In the autumn of 2017 mareverlag acquired the „Cape Race“. For publisher and marine biologist Nikolaus Gelpke, the preservation and sustainability of the ship were of utmost priority. In order to meet his high standards of marine conservation, in 2018/19 the „Cape Race“ was given a general overhaul at the traditional Stálsmiðjan-Framtak shipyard in Iceland where she was fitted for additional fire safety and given completely new electrical and ventilation systems, electronics and equipment. Guest areas include a saloon with outside views, tuned piano and a Danish woodstove, dining room with open galley, a sauna, spacious aft deck with table and benches and a main deck – both newly built with traditional wood -, a viewing deck in the bow area, a library for passengers, an open bridge policy and expedition equipment for shore excursions to the Arctic (boats, life jackets, immersion suits, polar bear protection, binoculars, telescopes, etc.). Diving and kayaking opportunities can be arranged.
„Cape Race – A Biography“ just published by mareverlag!
Facts and figures
Resume of the „Cape Race”
- 1963: Construction at the George T. Davie & Sons shipyard in Lauzon, Quebec, Canada
- 25 May 1963, christened „Cape Race” in Lauzon by Mrs Ron Smith
- August 1963: Maiden voyage from Lauzon to Louisbourg, Nova Scotia
- 7 September 1963: Handover to National Sea Products (NSP)
- 1977: Sale to Scotia Trawlers (subcontractor of NSP) and conversion to a shellfish fishery, a so-called scalopper
- 1994: Main engine exchange of the Deutz Diesel with a 12-cylinder Caterpilar
- 2003: Sale to Clearwater
- 9 September 2005: Removal from the Canadian Register of Fisheries
- 2005/2006: Purchased in winter by Milos Simovic, Drifting Society, conversion for almost two million dollars in five years.
- From 2007: Berth New York, film and TV projects
- 2010 Research trips for the US Navy (NYU, David Holland, East Greenland 2010),
- From 2011-2016/17, NASA, National Science Foundation, Environment Canada (main research data for NASA JPL’s Ocean Melt Greenland Project, survey of Greenland’s glacier breakthroughs and areas, most of them in NW Greenland)
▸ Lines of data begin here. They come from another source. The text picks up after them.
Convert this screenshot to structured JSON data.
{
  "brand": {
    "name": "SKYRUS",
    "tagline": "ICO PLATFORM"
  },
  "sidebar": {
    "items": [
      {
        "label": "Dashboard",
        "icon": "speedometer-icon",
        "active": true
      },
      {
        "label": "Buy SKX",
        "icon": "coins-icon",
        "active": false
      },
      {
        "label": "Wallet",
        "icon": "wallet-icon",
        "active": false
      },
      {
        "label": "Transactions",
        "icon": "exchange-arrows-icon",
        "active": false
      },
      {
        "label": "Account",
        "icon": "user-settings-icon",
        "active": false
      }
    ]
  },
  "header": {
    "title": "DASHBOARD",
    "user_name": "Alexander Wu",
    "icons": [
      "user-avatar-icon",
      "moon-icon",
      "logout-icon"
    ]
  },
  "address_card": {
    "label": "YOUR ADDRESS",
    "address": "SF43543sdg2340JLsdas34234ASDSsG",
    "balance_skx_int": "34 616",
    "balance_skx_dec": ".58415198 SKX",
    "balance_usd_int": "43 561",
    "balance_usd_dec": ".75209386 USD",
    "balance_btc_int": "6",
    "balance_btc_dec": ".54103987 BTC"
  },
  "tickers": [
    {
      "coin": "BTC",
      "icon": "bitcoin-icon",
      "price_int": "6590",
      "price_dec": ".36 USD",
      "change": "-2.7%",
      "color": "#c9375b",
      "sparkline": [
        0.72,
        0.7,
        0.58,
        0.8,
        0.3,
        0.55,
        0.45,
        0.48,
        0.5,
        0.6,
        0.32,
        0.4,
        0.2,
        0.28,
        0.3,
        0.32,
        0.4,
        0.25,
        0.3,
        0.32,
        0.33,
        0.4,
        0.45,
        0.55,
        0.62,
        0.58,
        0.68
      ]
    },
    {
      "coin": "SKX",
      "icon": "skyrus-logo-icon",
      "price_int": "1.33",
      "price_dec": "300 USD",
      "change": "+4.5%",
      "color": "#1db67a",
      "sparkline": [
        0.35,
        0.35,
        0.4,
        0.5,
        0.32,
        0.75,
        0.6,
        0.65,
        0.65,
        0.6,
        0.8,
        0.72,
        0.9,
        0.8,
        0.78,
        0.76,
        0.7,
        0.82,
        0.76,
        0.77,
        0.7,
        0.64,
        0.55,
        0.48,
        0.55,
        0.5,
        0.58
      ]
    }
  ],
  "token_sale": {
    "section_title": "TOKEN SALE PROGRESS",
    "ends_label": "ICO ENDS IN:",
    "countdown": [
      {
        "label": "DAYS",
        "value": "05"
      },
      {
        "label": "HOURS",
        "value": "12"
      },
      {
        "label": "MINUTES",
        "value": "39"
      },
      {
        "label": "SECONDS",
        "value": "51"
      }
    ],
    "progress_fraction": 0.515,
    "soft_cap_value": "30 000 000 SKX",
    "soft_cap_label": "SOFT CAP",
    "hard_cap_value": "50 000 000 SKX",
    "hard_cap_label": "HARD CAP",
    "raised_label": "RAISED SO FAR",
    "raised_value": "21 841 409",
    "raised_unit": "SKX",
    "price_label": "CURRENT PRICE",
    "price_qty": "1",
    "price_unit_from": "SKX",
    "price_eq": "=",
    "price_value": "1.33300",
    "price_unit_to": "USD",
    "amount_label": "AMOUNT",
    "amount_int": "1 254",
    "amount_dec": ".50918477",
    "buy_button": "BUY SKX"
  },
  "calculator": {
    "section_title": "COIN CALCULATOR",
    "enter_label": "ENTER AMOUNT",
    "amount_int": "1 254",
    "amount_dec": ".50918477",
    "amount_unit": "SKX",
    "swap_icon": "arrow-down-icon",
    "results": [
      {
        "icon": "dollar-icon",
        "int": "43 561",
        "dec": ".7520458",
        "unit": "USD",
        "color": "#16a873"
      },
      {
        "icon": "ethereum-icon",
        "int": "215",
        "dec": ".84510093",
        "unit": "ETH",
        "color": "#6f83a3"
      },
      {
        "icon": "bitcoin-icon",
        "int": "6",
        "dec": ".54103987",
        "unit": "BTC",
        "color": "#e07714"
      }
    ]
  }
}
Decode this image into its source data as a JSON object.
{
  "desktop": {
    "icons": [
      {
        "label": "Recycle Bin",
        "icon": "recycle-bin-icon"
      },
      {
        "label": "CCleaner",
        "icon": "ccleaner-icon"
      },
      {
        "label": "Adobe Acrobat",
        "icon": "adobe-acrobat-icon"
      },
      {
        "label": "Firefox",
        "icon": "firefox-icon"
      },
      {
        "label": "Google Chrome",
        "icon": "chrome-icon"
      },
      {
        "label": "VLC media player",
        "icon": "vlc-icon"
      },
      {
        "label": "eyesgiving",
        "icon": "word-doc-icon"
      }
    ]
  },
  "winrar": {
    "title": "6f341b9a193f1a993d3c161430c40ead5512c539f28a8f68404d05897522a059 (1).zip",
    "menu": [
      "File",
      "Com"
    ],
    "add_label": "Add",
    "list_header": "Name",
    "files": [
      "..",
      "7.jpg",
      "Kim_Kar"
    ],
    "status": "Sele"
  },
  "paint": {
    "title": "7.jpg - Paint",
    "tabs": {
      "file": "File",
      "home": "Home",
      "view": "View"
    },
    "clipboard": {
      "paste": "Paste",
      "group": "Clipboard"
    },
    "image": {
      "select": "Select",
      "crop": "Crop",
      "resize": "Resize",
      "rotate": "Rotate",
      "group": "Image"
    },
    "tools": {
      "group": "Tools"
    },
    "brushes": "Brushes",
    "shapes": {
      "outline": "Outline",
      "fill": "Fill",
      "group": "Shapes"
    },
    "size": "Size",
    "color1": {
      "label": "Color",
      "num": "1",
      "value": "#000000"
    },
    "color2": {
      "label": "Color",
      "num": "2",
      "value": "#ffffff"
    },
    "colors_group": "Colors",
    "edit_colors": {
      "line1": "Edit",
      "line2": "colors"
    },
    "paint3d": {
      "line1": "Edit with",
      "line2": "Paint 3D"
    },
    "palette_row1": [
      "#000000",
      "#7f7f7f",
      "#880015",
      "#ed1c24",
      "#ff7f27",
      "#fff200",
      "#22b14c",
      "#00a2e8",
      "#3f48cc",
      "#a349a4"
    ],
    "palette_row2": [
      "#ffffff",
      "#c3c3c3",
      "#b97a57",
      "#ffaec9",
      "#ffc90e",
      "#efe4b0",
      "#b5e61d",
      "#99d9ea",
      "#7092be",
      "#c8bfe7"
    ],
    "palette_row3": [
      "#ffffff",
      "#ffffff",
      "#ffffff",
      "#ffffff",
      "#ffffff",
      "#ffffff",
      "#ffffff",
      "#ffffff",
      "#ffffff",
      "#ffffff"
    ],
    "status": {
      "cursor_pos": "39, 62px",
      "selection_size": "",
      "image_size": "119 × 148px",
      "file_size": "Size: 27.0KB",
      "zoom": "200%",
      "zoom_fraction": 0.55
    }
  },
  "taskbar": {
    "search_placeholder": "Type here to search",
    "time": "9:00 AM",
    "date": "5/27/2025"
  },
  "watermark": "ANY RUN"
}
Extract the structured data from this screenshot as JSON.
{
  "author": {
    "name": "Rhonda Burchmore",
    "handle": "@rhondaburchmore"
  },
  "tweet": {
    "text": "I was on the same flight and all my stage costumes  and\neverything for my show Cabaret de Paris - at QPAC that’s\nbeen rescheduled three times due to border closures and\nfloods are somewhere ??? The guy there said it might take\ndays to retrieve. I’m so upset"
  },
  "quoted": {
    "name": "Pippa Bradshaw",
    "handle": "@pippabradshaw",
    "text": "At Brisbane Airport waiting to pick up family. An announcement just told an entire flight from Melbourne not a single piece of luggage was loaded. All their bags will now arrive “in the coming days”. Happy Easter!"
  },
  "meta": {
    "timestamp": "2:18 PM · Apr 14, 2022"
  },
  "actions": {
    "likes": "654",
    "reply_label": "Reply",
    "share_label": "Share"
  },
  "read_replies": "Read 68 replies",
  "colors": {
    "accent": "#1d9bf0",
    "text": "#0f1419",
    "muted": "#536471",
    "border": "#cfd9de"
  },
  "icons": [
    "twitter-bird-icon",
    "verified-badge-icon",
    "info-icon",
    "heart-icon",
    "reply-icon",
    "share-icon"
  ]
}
- 2012: After Hurricane Sandy, unofficial base camp and meeting point for the supply of the subordinate authorities to coordinate the cleanup efforts in New York
- From 2014 Private charters with guests to the Caribbean and Arctic
- December 2017 Sale to Nikolaus Gelpke, mareverlag, Hamburg
- 2018 – 2020: Conversion and renovation in Reykjavik, Iceland
- Year of construction: 1963, as a fishing trawler
- Shipyard: George T. Davie & Sons Ltd, Lauzon, Quebec, Canada
- Flag: Cook Islands
- Shipping company: Cape Race Corporation
- Conversion: 2006, 2018/19
- Length over all: 38 meters
- Overall width: 7.47 metres
- Draft: 3.8 meters
- Main engine: 3512 Caterpillar, 12 cylinders, 890 kW, Fuel: GTL Fuel Marine
- Speed: Cruising 8 knots, max. speed 9.5 knots
- Generators: 2 Yanmar Nopro, 45 kW
- Range: 4000+ nautical miles
- Fresh water: 16 000 litres + watermaker
- Dinghies: Two Zodiac Milpro F-470 for ten persons each
- One replacement Zodiac
- certified full body suits for Zodiac cruises
- Wastewater treatment plant: Bluesea, Selmar
- Ice class: ice strengthened bow and protected propellor
- Passengers: 12
- Crew: 7 + 2 guides (summer), 7 + 1 guide (winter)
- Currency on board: Euro and local currency
If you’re interested to work on „Cape Race“, we’re happy to come in contact with you. Please, send us your cover letter detailing why you’re interested in working wih us and a resume giving an overview of your relevant experience. We’re generally looking forward to come in contact with persons for all positions: Nautical crew, service staff and expedition staff.
It is important you have the right qualifications to work on board. You can find an overview of them here.
Riek van der Vlag